100 participants from 25 countries discuss sustainable land management, water management and climate change at WOCAT conference in Bishkek, Kyrgyz Republic

21 June 2011 Bishkek, Kyrgyz Republic – From 21 to 22 June 2011, the World Overview of Conservation Approaches and Technologies (WOCAT) organised a Share Fair on Sustainable Land Management (SLM) in Bishkek, Kyrgyz Republic.  His Excellency Torogul Bekov, Minister of Agriculture, Kyrgyz Republic delivered the opening remarks, stating the importance of managing natural resources in the face of increasing population, exposure to natural hazards and climate change - particularly in mountain areas - and promoting environmentally-friendly agricultural production. 
 
WOCAT’s vision is that land and livelihoods are improved through sharing and enhancing knowledge about sustainable land management (SLM). WOCAT supports innovation and decision-making processes in SLM by: networking among SLM specialists, developing standardized tools and methods for knowledge management and decision support, managing a global knowledge and information base on SLM and enhancing capacity of involved actors - from land users to policy.
 
“The conference will address how SLM can help face global and local needs in terms of addressing land degradation, biodiversity loss, climate change and variability and food insecurity and poverty in line with the United Nations Millennium Development Goals. It will focus on knowledge management and decision support for SLM at the local and national level. A second priority of the meeting will be on including the WOCAT knowledge management and decision support in all projects related to sustainable use of soil water and vegetation resources. 100 participants from 25 countries will also focus on two main themes; ‘Water Management and Climate Change Adaptation’ and ‘Sustainable Land Management and Pastoralism’,” said conference organiser Hanspeter Liniger, Centre for Development and Environment, University of Berne.
 
The Share Fair brings together over 50 organizations working in SLM to share information about their projects.  It will be followed by the 15th Annual WOCAT Workshop and Steering Meeting from 23 - 27 June 2011 in Naryn Oblast. As part of this workshop, delegates visited Tolok, en-route to Naryn and spent the day in the field. This is expected to lead to priority actions that could be undertaken by WOCAT members, institutions and governments in Central Asia to capitalize on the potential benefits of effective, integrated sustainable land management and climate change adaptation and mitigation strategies in dryland grazing systems.
 
“As an extension of our commitment to the region, the recently-launched Mountain Societies Research Centre at the University of Central Asia will continue to participating in such platforms as WOCAT, providing support for sustainable action.  In recent years, world food prices sky-rocketed causing severe hardship for poor and vulnerable people worldwide, pushing over100 million into poverty.  Sustainable pastoralism can be considered the most appropriate strategy to maintain human well-being in rangelands, as it provides secure livelihoods, conserves ecosystem services, promotes wildlife conservation and honours cultural values and traditions.  UCA’s support and development of a Herders’ Manual, blending traditional and scientific knowledge, provides simple, effective tools to improve both animal and pasture productivity,” said Dr Nasreen Dhanani, Deputy Director, University of Central of Asia.
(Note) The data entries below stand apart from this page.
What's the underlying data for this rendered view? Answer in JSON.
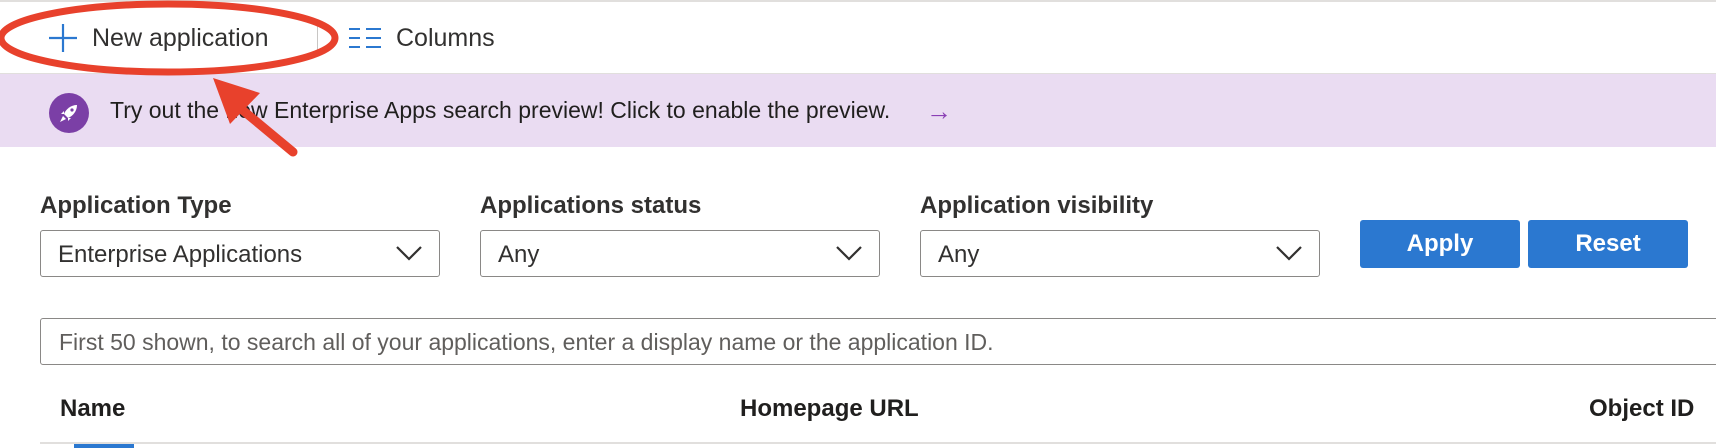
{
  "toolbar": {
    "new_application_label": "New application",
    "columns_label": "Columns"
  },
  "banner": {
    "text": "Try out the new Enterprise Apps search preview! Click to enable the preview.",
    "arrow": "→",
    "icon": "rocket-icon"
  },
  "filters": {
    "application_type": {
      "label": "Application Type",
      "value": "Enterprise Applications"
    },
    "applications_status": {
      "label": "Applications status",
      "value": "Any"
    },
    "application_visibility": {
      "label": "Application visibility",
      "value": "Any"
    },
    "apply_label": "Apply",
    "reset_label": "Reset"
  },
  "search": {
    "placeholder": "First 50 shown, to search all of your applications, enter a display name or the application ID."
  },
  "table": {
    "columns": [
      "Name",
      "Homepage URL",
      "Object ID"
    ]
  },
  "colors": {
    "accent": "#2b78d0",
    "banner_bg": "#eadcf2",
    "banner_icon": "#7b3fa6",
    "annotation": "#e8412c"
  }
}
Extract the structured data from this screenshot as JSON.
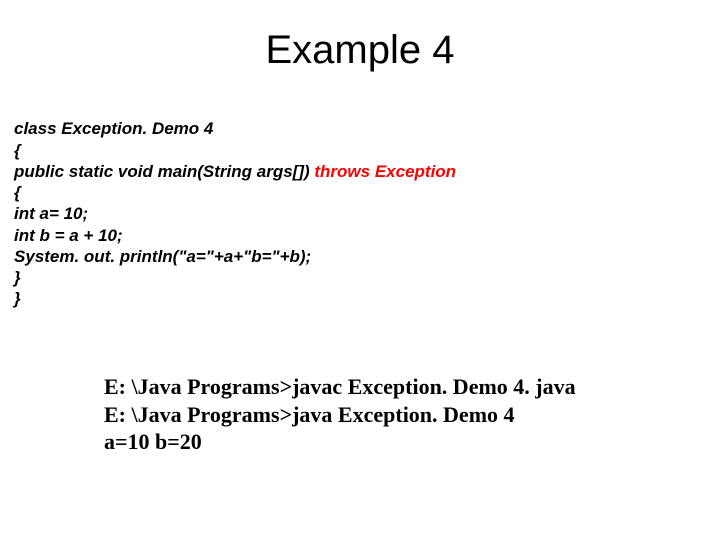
{
  "title": "Example 4",
  "code": {
    "l1": "class Exception. Demo 4",
    "l2": "{",
    "l3a": "public static void main(String args[]) ",
    "l3b": "throws Exception",
    "l4": "{",
    "l5": "int a= 10;",
    "l6": "int b = a + 10;",
    "l7": "System. out. println(\"a=\"+a+\"b=\"+b);",
    "l8": "}",
    "l9": "}"
  },
  "output": {
    "o1": "E: \\Java Programs>javac Exception. Demo 4. java",
    "o2": "E: \\Java Programs>java Exception. Demo 4",
    "o3": "a=10 b=20"
  }
}
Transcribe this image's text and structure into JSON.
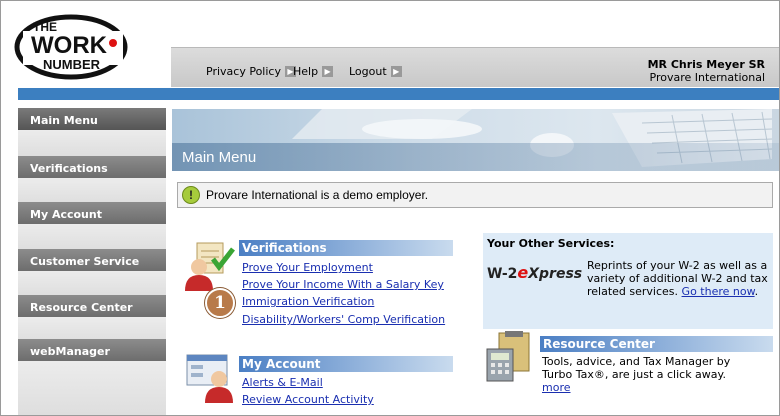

The WOCAT events are jointly organized by the Centre for Development and Environment of the University of Berne (CDE/UoB), Switzerland, with the CAMP Alatoo NGO for sustainable mountain development, the University of Central Asia (UCA), GIZ/CACILM (Central Asia Countries Initiative on Land Management) and National Centre for Competency in Research North-South (NCCR-NS) project with support of the Swiss Development Corporation (SDC) and the management team: CDE, UN Food and Agriculture Organisation (FAO) and International Soils Resources and Information Centre (ISRIC).
 
This conference immediately follows the International Symposium on “Pastoralism in Central Asia: Status, Challenges and Opportunities in Mountain Areas” co-hosted by UCA and NCCR-NS from 13 – 18 June 2011. It included two components:  a series of scientific presentations and a policy roundtable, followed by field visits to Chui and Naryn districts, with participation from more than 140 researchers, policy makers, and development practitioners.